Ravi Zacharias has talked about this topic before also citing Heraclitus, the Greek philosopher who said you never step in the same river twice. The water is always changing. His student Cratylus said you don’t even step in it once. You are changing as the river is changing. As much of a paradox as I think that last statement is, I would like to touch on a truth of a changing world.

Everything changes it seems. Here in America, we’re about to change who will lead our country and we’re liable to see several other changes as well. As I go through school, I find some of my views changing on various issues. I have a problem with allergies often and so I find myself changing from sneezing constantly one day to being fine the next. My own emotional reactions to myself and what is going on are in a constant state of flux.

Thus, how I wake up in the morning is no guarantee of how I’ll go to bed at night. The world I wake up to is rarely the same one I go to sleep in. Something has changed throughout the day and usually something that I consider significant. Some of my relationships or some of my opinions have changed so that the world is different.

I can also think of how things are for people who have to relate to me and I to them. Could the way my roommate and I interact change often based on our different moods? Could it be safe to ask me a question one day and unsafe to do so the next? Could it be that one day I’ll want to have a friend spend time with me and the next day I don’t?

Everything is changing.

I find something when I pray at night, and for me, I’m a nighttime guy with prayer. Prayer is the last thing I do before I turn out the lights. I find the first thing I am usually saying when I come to God is that I am thankful that he is constant. God is one that never changes. He is outside of space and time and is eternally acting. This is so mind-boggling to me. This is a concept I find myself wondering about. In my view, God is viewing my birth right now, my wedding someday, my children being born, my death one day, my being in his presence in Heaven, all in one eternal now.

God and time. It’s such a fascinating topic to think about and I’m still thinking about it and when I have clearer and more certain thoughts on it, I’ll probably write about it.

I’m thankful though that he doesn’t change. When I come to him, he is the same. He is the foundation that the whole world rests on us. You don’t have to worry if God is different than when you approached him yesterday. He’s not. You don’t have to worry if they’ll be a different God tomorrow. There won’t be. He is the one constant that you can always turn to.
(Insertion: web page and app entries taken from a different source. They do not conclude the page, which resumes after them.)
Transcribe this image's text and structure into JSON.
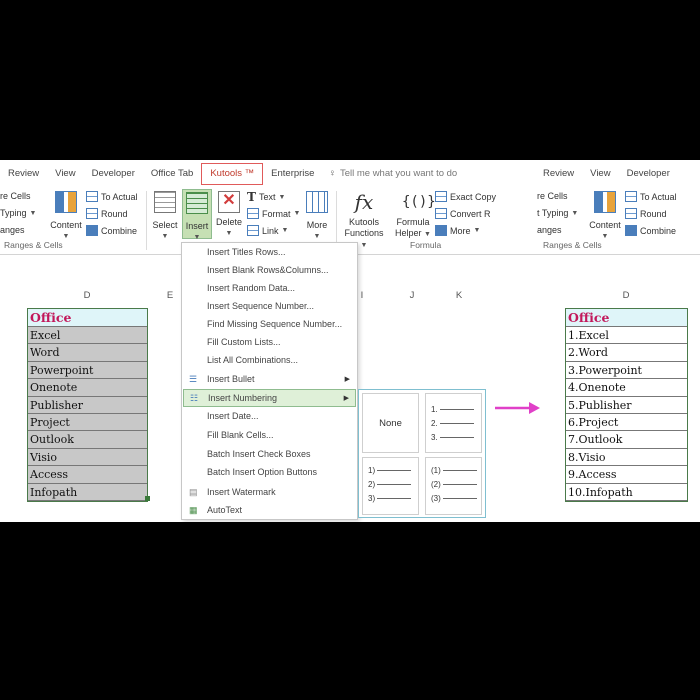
{
  "left_panel": {
    "tabs": [
      "Review",
      "View",
      "Developer",
      "Office Tab",
      "Kutools ™",
      "Enterprise"
    ],
    "tell_me": "Tell me what you want to do",
    "ribbon": {
      "partial_rows": [
        "re Cells",
        "Typing",
        "anges"
      ],
      "to_actual": "To Actual",
      "round": "Round",
      "combine": "Combine",
      "content": "Content",
      "group_ranges": "Ranges & Cells",
      "select": "Select",
      "insert": "Insert",
      "delete": "Delete",
      "text": "Text",
      "format": "Format",
      "link": "Link",
      "more": "More",
      "kutools_functions_1": "Kutools",
      "kutools_functions_2": "Functions",
      "formula_helper_1": "Formula",
      "formula_helper_2": "Helper",
      "exact_copy": "Exact Copy",
      "convert_refs": "Convert R",
      "more2": "More",
      "group_formula": "Formula"
    },
    "columns": [
      "D",
      "E",
      "I",
      "J",
      "K"
    ],
    "office_header": "Office",
    "items": [
      "Excel",
      "Word",
      "Powerpoint",
      "Onenote",
      "Publisher",
      "Project",
      "Outlook",
      "Visio",
      "Access",
      "Infopath"
    ]
  },
  "menu": {
    "items": [
      {
        "label": "Insert Titles Rows...",
        "icon": "",
        "submenu": false
      },
      {
        "label": "Insert Blank Rows&Columns...",
        "icon": "",
        "submenu": false
      },
      {
        "label": "Insert Random Data...",
        "icon": "",
        "submenu": false
      },
      {
        "label": "Insert Sequence Number...",
        "icon": "",
        "submenu": false
      },
      {
        "label": "Find Missing Sequence Number...",
        "icon": "",
        "submenu": false
      },
      {
        "label": "Fill Custom Lists...",
        "icon": "",
        "submenu": false
      },
      {
        "label": "List All Combinations...",
        "icon": "",
        "submenu": false
      },
      {
        "label": "Insert Bullet",
        "icon": "bullet-list-icon",
        "submenu": true
      },
      {
        "label": "Insert Numbering",
        "icon": "numbered-list-icon",
        "submenu": true,
        "active": true
      },
      {
        "label": "Insert Date...",
        "icon": "",
        "submenu": false
      },
      {
        "label": "Fill Blank Cells...",
        "icon": "",
        "submenu": false
      },
      {
        "label": "Batch Insert Check Boxes",
        "icon": "",
        "submenu": false
      },
      {
        "label": "Batch Insert Option Buttons",
        "icon": "",
        "submenu": false
      },
      {
        "label": "Insert Watermark",
        "icon": "watermark-icon",
        "submenu": false
      },
      {
        "label": "AutoText",
        "icon": "autotext-icon",
        "submenu": false
      }
    ]
  },
  "numbering_submenu": {
    "none_label": "None",
    "style_dot": [
      "1.",
      "2.",
      "3."
    ],
    "style_paren": [
      "1)",
      "2)",
      "3)"
    ],
    "style_circle": [
      "(1)",
      "(2)",
      "(3)"
    ]
  },
  "right_panel": {
    "tabs": [
      "Review",
      "View",
      "Developer"
    ],
    "ribbon": {
      "partial_rows": [
        "re Cells",
        "t Typing",
        "anges"
      ],
      "to_actual": "To Actual",
      "round": "Round",
      "combine": "Combine",
      "content": "Content",
      "group_ranges": "Ranges & Cells"
    },
    "column": "D",
    "office_header": "Office",
    "items": [
      "1.Excel",
      "2.Word",
      "3.Powerpoint",
      "4.Onenote",
      "5.Publisher",
      "6.Project",
      "7.Outlook",
      "8.Visio",
      "9.Access",
      "10.Infopath"
    ]
  },
  "colors": {
    "kutools_tab": "#c0392b",
    "office_header_text": "#c2185b",
    "office_header_bg": "#dff5f9",
    "arrow": "#e040c8",
    "selection": "#3a7a3a"
  }
}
That means you can always rely on him. 

Think about the attributes of God and see how incredible he is and realize that that will never change. Nations will rise and fall. You will live and die. He will be there always though. Throughout endless ages, God will remain the same. When all the world is collapsing around you, you can always look and realize God is constant. He is not changing.
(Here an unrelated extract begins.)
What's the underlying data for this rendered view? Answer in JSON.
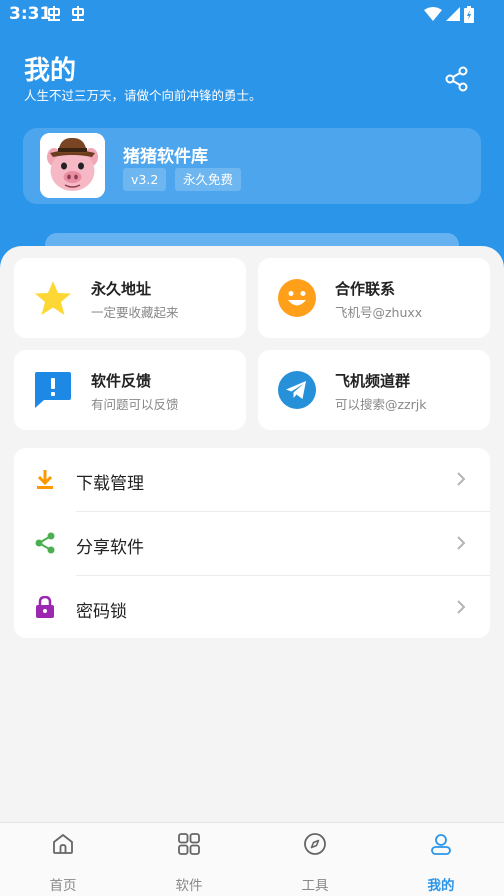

Whatever is going on in your world, keep that in mind. You’re changing, which isn’t always bad, but he is not. You can trust in him forever. He is the rock.